desktop publishers may sneer at Microsoft's easy-to-use Publisher software,
but non-professionals continue to lap it up.
The latest version
of this easy-to-master application, Publisher 98, like its predecessors,
is the Toyota Camry of DTP applications: a solid-yet-unassuming product
that's well built and dependable, and offers the "ordinary consumer"
an easy way to create brochures, newsletters, etc.
Which is exactly
what it's supposed to do.
We've used most
major packages and, while our tool of choice for paper-based layout is
QuarkXpress, we periodically do smaller projects that don't require its
sophistication - and where Publisher fits the bill well. It lets you do
a creditable job without even cracking open the manual.
We like that
assumes you don't know anything about publishing, and treats you accordingly.
The opening screen offers choices of new or existing projects and, if
you're creating a new masterpiece, displays a wide variety of design choices
and templates including HTML documents or entire sites for the
World Wide Web.
Choosing a template
brings up a "wizard" that help you design the entire project
created a brochure for a TV program in no time flat, by choosing a template
and then customizing the content the Wizard brings onto the screen. The
template was for a play program, which shows the breadth of templates
Microsoft throws in. In fact, Microsoft says there are more than 1600
templates included - so there's something for just about every task required,
from business cards and newsletters to business forms (expense reports,
invoices, etc.) and awards or gift certificates.
We also put
together the basic design for a small corporate Web site in about ten
minutes (actually, Publisher created it we just walked through
the process, choosing colour schemes, deciding what additional pages we
wanted in it, the type of navigation bar, etc.
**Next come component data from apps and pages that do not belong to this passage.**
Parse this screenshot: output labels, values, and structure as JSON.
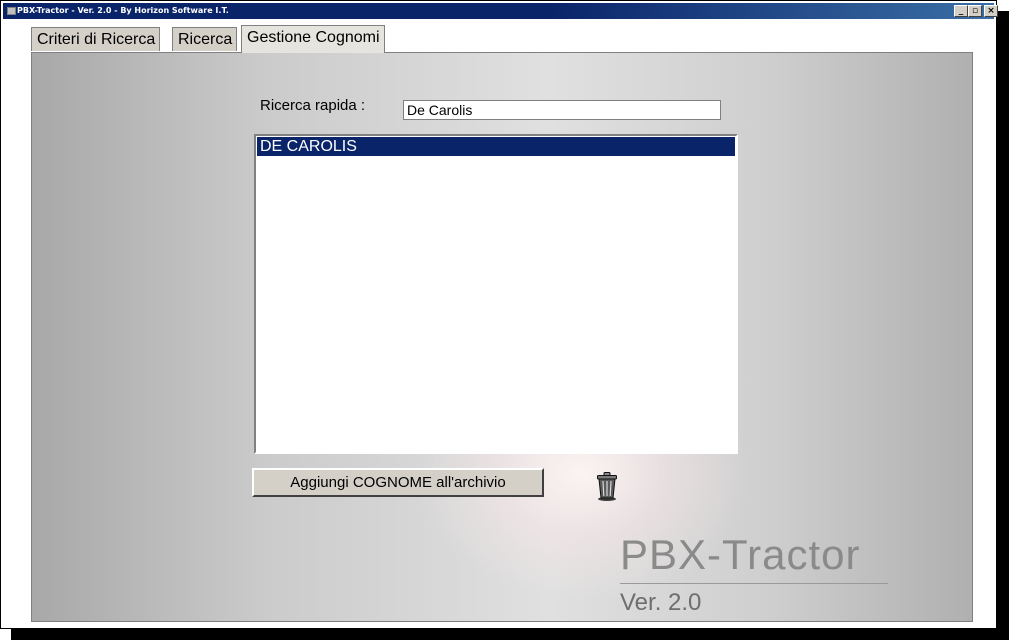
{
  "window": {
    "title": "PBX-Tractor - Ver. 2.0 - By Horizon Software I.T.",
    "controls": {
      "minimize": "_",
      "maximize": "▫",
      "close": "×"
    }
  },
  "tabs": [
    {
      "label": "Criteri di Ricerca",
      "active": false
    },
    {
      "label": "Ricerca",
      "active": false
    },
    {
      "label": "Gestione Cognomi",
      "active": true
    }
  ],
  "search": {
    "label": "Ricerca rapida :",
    "value": "De Carolis"
  },
  "list": {
    "items": [
      "DE CAROLIS"
    ],
    "selected": 0
  },
  "add_button": {
    "label": "Aggiungi COGNOME all'archivio"
  },
  "trash": {
    "icon": "trash-icon"
  },
  "branding": {
    "name": "PBX-Tractor",
    "version": "Ver. 2.0"
  },
  "colors": {
    "titlebar": "#0a246a",
    "selection": "#0a246a"
  }
}
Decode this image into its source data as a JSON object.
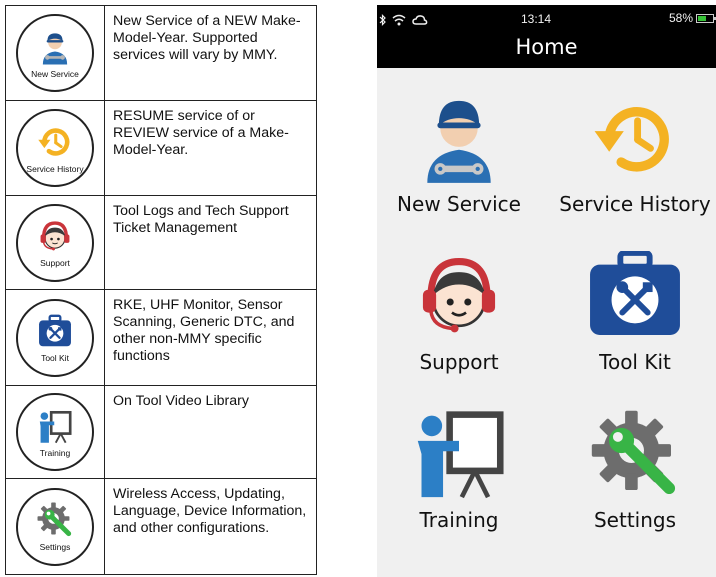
{
  "legend": {
    "rows": [
      {
        "id": "new-service",
        "icon": "mechanic-icon",
        "label": "New Service",
        "description": "New Service of a NEW Make-Model-Year. Supported services will vary by MMY."
      },
      {
        "id": "service-history",
        "icon": "history-clock-icon",
        "label": "Service History",
        "description": "RESUME service of or REVIEW service of a Make-Model-Year."
      },
      {
        "id": "support",
        "icon": "support-headset-icon",
        "label": "Support",
        "description": "Tool Logs and Tech Support Ticket Management"
      },
      {
        "id": "tool-kit",
        "icon": "toolbox-icon",
        "label": "Tool Kit",
        "description": "RKE, UHF Monitor, Sensor Scanning, Generic DTC, and other non-MMY specific functions"
      },
      {
        "id": "training",
        "icon": "training-presenter-icon",
        "label": "Training",
        "description": "On Tool Video Library"
      },
      {
        "id": "settings",
        "icon": "settings-gear-wrench-icon",
        "label": "Settings",
        "description": "Wireless Access, Updating, Language, Device Information, and other configurations."
      }
    ]
  },
  "phone": {
    "status_bar": {
      "time": "13:14",
      "battery_percent": "58%",
      "battery_level": 0.58,
      "icons": [
        "bluetooth-icon",
        "wifi-icon",
        "cloud-icon"
      ]
    },
    "title": "Home",
    "tiles": [
      {
        "label": "New Service",
        "icon": "mechanic-icon"
      },
      {
        "label": "Service History",
        "icon": "history-clock-icon"
      },
      {
        "label": "Support",
        "icon": "support-headset-icon"
      },
      {
        "label": "Tool Kit",
        "icon": "toolbox-icon"
      },
      {
        "label": "Training",
        "icon": "training-presenter-icon"
      },
      {
        "label": "Settings",
        "icon": "settings-gear-wrench-icon"
      }
    ]
  },
  "colors": {
    "mechanic_blue": "#2a6fb3",
    "history_orange": "#f4b223",
    "support_red": "#c9343a",
    "toolbox_navy": "#1f4d99",
    "training_blue": "#2c7fc6",
    "settings_gray": "#6d6d6d",
    "settings_green": "#38b446",
    "phone_background": "#f0f0f0",
    "header_background": "#000000",
    "battery_green": "#37c237"
  }
}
Publisher created the generic
content while we watched, and all we had to do afterward was go back and
replace Publisher's demo content and insert our own graphics.
to "Publish to Web" brings up the "Web Publishing Wizard,"
which FTP's the content to the remote web site location. It's quick and
easy, and relatively painless.
Oh sure, you
can make more elegant sites (and publications) by hand, but the point
of Publisher is to make it easy - and it does just that.
has better text handling than before, for any type of publication, and
you can preview a font before using it just by clicking on the drop down
If you've used
earlier versions of Publisher, you'll feel right at home. You still use
text or picture "frames" for your layout, and moving/resizing
is drag-and-drop easy, with cursors that change looks depending on what
isn't customizable, alas, and Publisher's "Help" still muscles
its way onscreen with so much assistance it can get on your nerves. Fortunately,
you can also tone it down to where it only offers "gentle nudges,"
and to be fair, since Publisher's designed for non-designers, it's probably
not a bad idea to have the help so close at hand.
The CD-ROM includes
some 10,000 pieces of clipart, 1000 "Web art" graphics, 1500
photographs, a selection of fonts, animated "gif" files (for
Web sites) and some music clips. You don't get the designing primer that
was available in the Publisher 97 manual, but if you need it there are
lots of design courses you can take...
98 is the best version yet of this inexpensive and attractive package.
Despite the snickers it elicits from the pros, it lets people who don't
want to create documents create documents of which they can be proud -
and you can output its content to professional print houses as well.
Tell us at TechnoFile what YOU think